This Zoom session is from 11:00 a.m. to 12:30 p.m. EST: Combining Scholarship and Activism: An Intergenerational Exchange. Information about the session and registration is HERE. Bob Gottlieb and I will address how to combine food policy scholarship and activism in discussion with two much younger colleagues, Ivonne Quiroz and Lo Anderson.
The tomato (maybe?) saga continues
The epidemic of illness caused by the unusual saintpaul type of Salmonella has now affected more than 800 people, and federal agencies seem more than perplexed about its source. The FDA says tomatoes, and called for their removal from the market, an action with devastating consequences for the tomato industry. But cases are still turning up. Perhaps that is why the CDC thinks maybe something else might be the cause. Salsa? Guacamole? The produce industry is understandably interested and two websites are excellent sources of day-to-day information: the straight-news Packer, and the tell-it-like-it-is Perishable Pundit. Go to the FDA website for updates on the ongoing investigation and also provides lists of tomatoes safe to eat. Part of the difficulty in following this story is that two federal agencies are involved: the FDA and the CDC. The CDC has its own version of events (with useful maps of where the cases are in the U.S.). The USDA , which only deals with animal foods, doesn’t seem to be part of this one. It should be. The ultimate source of this outbreak has to be animal waste. This tomato (?) outbreak is precisely why we need a single food agency to oversee food safety.

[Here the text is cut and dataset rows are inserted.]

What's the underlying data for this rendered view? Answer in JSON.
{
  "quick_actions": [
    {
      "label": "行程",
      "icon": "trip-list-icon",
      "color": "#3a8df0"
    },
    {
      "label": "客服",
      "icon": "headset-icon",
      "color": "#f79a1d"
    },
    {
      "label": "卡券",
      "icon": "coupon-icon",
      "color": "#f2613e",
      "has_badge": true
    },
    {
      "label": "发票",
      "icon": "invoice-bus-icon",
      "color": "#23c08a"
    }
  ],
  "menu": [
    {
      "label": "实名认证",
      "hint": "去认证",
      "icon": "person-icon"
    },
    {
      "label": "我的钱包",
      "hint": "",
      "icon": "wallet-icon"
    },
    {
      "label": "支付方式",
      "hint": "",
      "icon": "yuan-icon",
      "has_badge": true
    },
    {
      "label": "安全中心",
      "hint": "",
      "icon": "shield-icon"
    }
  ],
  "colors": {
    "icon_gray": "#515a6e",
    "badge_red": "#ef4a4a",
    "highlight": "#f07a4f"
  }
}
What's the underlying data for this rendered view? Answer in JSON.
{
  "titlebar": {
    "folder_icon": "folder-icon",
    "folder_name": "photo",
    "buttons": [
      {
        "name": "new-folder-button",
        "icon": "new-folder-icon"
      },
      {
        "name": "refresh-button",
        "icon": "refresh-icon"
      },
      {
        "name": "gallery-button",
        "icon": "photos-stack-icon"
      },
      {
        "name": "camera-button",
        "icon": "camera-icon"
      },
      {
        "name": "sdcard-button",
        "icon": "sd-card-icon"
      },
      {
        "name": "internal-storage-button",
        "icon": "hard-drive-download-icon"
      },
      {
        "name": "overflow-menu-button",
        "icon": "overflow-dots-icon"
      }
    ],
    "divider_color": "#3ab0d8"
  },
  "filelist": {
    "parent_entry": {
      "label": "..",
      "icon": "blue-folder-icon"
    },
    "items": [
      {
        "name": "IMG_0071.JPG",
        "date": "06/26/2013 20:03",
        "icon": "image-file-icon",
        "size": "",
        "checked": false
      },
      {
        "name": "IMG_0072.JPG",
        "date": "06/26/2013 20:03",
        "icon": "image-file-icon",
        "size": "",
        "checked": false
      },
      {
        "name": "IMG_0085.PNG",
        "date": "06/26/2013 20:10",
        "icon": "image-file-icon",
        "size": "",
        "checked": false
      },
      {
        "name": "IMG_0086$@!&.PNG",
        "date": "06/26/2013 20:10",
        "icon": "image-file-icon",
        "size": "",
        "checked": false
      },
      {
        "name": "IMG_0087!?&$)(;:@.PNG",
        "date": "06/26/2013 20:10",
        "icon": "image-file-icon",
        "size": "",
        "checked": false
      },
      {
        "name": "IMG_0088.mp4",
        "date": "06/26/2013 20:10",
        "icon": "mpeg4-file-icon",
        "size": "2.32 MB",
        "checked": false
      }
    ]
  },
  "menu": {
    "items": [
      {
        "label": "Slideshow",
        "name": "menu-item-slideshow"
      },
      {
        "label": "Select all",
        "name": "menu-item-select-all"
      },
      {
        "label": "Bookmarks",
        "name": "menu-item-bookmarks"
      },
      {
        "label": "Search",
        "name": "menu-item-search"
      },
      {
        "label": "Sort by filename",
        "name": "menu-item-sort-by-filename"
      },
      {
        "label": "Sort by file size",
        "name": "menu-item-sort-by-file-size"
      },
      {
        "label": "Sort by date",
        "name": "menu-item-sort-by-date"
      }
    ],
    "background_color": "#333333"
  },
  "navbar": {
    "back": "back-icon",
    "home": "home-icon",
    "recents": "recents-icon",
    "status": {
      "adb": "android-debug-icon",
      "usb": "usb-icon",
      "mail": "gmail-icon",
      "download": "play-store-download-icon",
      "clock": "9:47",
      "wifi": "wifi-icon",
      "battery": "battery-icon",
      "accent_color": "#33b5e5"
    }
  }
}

When, oh when?
Update, July 1: The Wall Street Journal reviews the outbreak and explains why the produce and restaurant industries are so angry.
Update, July 2: The Wall Street Journal quotes the Secretary of Health and Human Services, Mike Leavitt , saying that because multiple countries and multiple agencies are involved in the investigation, “it shows the need for better cooperation.” No. It shows the need for a single food agency!
Update, July 3: I’ve just discovered USA Today’s nifty time line of the tomato saga.